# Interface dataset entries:

>>>>>

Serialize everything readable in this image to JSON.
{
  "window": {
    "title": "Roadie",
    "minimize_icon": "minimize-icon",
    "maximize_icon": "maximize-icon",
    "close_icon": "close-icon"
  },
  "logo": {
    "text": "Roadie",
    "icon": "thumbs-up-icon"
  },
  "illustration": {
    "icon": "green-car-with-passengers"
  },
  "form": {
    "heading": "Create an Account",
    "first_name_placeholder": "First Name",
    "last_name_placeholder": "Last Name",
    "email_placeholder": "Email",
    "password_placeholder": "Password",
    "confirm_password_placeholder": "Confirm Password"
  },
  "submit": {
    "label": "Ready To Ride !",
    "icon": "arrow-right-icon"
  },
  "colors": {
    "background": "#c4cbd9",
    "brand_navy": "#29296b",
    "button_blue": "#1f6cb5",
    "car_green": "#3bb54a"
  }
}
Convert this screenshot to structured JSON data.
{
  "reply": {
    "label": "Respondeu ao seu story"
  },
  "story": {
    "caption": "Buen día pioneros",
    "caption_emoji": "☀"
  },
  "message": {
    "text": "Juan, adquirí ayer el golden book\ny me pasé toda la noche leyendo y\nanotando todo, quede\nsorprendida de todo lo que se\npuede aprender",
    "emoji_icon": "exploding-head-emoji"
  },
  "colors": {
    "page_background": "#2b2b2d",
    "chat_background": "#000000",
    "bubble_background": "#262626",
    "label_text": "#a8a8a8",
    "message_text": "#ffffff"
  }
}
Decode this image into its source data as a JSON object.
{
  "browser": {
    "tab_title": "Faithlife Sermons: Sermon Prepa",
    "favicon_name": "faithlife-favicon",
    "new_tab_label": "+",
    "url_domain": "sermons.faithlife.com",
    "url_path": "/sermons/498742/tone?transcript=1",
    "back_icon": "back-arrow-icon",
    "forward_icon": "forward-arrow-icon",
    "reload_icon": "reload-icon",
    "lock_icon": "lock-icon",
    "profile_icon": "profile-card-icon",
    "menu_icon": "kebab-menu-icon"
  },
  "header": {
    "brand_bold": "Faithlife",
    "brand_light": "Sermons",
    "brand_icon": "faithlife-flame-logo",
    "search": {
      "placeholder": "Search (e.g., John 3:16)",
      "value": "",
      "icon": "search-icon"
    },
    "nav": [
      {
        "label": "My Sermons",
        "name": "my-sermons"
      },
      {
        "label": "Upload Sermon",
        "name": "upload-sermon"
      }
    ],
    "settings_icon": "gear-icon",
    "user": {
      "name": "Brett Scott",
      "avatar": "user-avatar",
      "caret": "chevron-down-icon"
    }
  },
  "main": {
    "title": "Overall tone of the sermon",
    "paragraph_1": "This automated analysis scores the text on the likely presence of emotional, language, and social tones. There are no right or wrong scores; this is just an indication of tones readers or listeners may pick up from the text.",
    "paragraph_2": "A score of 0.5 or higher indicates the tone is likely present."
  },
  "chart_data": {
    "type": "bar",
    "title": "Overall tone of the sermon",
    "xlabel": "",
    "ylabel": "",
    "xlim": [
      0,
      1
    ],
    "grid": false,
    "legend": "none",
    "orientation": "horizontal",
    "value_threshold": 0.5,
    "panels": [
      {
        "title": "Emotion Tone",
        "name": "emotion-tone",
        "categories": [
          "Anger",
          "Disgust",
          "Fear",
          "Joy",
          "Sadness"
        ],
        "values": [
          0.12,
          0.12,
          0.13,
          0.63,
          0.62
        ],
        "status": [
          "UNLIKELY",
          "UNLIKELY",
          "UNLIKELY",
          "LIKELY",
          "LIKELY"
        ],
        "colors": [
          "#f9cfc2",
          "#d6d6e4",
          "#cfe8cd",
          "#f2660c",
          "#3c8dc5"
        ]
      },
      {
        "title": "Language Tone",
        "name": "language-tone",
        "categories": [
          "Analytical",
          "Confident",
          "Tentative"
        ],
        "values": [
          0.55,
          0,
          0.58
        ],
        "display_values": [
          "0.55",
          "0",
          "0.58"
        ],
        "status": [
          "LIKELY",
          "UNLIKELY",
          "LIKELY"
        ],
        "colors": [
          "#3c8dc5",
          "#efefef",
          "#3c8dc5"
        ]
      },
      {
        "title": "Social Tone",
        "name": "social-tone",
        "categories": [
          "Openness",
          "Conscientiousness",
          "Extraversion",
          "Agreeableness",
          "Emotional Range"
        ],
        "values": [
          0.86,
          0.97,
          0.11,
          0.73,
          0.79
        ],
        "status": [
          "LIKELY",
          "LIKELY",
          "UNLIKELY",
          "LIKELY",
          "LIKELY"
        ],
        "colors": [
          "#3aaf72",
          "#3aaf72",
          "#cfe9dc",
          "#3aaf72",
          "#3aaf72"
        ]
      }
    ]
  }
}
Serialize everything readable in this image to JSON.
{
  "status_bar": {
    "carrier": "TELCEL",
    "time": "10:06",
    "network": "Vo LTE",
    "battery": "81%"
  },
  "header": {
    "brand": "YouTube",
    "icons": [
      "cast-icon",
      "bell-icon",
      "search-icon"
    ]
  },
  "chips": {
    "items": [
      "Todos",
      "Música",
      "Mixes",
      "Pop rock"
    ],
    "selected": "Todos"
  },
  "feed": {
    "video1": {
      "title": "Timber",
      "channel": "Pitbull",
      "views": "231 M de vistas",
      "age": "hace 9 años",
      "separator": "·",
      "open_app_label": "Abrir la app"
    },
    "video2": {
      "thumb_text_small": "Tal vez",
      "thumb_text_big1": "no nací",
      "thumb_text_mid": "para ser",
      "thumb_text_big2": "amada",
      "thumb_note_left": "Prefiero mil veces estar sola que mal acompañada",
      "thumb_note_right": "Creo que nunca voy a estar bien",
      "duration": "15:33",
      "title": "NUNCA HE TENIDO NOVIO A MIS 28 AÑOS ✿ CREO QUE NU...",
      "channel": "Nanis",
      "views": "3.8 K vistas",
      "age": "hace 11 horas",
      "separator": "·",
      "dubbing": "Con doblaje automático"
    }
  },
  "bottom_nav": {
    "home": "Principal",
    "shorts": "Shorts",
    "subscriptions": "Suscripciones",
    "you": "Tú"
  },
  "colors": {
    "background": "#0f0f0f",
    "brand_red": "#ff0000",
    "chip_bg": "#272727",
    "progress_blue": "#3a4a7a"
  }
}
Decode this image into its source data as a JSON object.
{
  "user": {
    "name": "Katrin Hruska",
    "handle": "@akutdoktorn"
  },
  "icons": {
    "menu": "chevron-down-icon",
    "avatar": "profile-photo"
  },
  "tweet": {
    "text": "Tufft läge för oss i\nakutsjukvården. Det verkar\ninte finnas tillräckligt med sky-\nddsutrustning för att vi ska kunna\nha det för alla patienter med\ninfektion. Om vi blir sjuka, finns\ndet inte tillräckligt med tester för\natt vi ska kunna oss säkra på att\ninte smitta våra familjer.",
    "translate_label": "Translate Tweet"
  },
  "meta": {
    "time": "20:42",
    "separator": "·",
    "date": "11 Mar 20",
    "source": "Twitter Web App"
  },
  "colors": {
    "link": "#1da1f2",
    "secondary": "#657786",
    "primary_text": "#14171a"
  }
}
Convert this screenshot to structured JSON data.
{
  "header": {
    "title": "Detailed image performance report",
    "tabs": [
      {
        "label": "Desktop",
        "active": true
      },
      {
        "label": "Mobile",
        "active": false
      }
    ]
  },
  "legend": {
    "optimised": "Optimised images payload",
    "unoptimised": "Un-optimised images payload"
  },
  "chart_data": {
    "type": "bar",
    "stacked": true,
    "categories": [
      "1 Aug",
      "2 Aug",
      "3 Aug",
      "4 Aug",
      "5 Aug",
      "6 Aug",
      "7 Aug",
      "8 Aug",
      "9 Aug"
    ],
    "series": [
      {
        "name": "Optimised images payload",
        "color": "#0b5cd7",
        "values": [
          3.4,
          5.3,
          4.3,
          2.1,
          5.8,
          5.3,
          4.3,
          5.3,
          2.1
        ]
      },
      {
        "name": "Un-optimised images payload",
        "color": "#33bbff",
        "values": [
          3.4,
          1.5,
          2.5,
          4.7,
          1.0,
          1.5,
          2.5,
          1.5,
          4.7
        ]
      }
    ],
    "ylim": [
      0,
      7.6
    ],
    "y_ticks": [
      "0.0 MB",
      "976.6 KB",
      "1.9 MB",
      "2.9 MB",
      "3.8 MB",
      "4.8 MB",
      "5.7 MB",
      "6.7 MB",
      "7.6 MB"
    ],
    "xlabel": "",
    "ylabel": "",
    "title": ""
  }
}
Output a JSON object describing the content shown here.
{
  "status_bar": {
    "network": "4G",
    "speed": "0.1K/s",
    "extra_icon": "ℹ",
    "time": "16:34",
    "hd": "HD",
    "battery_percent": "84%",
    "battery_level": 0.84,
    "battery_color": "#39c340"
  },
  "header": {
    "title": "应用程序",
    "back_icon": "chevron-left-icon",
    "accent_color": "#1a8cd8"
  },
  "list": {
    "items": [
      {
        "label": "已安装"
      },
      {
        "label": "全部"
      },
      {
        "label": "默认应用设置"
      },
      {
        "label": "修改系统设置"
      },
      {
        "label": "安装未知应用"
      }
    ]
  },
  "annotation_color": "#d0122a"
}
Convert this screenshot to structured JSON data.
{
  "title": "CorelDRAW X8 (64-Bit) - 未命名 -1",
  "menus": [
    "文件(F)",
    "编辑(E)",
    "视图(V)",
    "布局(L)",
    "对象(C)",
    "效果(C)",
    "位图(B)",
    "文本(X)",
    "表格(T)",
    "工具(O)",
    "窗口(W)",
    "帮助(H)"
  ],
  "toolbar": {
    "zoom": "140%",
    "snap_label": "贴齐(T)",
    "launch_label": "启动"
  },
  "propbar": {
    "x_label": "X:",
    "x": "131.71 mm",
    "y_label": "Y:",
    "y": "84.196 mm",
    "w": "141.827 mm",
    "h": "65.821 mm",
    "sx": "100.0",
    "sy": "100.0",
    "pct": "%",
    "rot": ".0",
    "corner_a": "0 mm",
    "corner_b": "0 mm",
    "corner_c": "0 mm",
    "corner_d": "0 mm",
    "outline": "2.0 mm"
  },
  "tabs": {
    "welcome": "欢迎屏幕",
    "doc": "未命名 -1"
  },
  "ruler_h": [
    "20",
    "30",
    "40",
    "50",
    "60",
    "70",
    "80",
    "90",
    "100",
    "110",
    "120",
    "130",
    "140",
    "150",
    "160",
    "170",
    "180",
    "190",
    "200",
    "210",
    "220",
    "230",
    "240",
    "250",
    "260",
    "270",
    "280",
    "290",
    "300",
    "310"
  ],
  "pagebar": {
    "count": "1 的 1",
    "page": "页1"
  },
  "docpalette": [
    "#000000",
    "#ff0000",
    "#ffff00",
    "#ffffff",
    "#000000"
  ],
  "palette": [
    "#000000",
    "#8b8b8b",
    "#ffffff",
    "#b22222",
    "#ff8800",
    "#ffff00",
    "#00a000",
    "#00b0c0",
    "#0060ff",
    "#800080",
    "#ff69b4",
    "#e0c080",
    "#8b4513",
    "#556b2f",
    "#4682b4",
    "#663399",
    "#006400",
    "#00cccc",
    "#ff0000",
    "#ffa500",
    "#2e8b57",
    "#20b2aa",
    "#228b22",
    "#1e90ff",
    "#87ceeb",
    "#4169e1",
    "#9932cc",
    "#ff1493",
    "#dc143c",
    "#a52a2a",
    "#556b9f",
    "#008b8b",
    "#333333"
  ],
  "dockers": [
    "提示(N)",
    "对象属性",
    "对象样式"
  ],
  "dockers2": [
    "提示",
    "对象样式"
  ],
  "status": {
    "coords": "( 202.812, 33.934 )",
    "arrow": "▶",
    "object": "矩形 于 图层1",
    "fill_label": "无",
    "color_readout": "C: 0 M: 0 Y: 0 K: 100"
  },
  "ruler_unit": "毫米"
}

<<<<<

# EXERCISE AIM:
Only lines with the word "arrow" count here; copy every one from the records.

# SOLUTION FOR THIS TASK:
    "icon": "arrow-right-icon"
    "back_icon": "back-arrow-icon",
    "forward_icon": "forward-arrow-icon",
    "arrow": "▶",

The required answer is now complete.